* WHAT IS BEING ASKED *
Go through the data below and copy each line where the word "JSON" occurs.

########

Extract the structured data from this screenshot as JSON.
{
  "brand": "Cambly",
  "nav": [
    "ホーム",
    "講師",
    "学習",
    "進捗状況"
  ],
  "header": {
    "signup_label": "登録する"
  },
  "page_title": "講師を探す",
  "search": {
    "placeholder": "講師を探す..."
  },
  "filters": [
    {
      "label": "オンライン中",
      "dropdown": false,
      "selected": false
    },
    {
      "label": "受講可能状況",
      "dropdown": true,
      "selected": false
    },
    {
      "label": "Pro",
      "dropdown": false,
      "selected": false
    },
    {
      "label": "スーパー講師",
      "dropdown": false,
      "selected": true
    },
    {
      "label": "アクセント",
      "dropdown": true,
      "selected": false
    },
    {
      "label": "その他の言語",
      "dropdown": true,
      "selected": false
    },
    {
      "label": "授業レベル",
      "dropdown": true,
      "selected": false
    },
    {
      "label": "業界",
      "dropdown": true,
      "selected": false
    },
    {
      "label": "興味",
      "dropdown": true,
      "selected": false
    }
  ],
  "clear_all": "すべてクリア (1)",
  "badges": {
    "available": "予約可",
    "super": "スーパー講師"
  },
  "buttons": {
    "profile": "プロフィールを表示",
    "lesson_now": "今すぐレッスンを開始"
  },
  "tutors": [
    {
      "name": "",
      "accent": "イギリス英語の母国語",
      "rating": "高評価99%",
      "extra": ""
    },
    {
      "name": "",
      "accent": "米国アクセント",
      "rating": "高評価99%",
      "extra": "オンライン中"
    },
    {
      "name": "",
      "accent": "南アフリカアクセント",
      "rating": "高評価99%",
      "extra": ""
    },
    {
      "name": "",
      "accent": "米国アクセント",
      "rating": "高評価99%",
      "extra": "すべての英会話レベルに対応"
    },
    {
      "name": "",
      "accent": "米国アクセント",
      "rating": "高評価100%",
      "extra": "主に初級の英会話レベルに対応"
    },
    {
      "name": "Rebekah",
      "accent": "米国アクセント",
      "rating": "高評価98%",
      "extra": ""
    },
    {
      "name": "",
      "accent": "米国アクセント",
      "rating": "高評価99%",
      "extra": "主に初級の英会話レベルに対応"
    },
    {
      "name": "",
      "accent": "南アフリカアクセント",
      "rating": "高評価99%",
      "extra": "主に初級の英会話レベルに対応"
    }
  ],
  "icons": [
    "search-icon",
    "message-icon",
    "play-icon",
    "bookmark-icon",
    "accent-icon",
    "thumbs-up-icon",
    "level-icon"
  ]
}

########

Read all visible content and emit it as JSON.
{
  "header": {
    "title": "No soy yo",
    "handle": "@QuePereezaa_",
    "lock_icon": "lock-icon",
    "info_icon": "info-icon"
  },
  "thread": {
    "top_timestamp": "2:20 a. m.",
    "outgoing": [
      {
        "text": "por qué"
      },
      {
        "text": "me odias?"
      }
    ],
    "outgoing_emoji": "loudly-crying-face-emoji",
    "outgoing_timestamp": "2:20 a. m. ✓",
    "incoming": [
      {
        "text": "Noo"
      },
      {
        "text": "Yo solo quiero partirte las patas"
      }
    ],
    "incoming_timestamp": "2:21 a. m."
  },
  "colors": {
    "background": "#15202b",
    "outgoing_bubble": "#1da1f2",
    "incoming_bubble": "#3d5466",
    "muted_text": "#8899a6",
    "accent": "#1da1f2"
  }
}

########

* ANSWER TO THE PROBLEM *
Extract the structured data from this screenshot as JSON.
Read all visible content and emit it as JSON.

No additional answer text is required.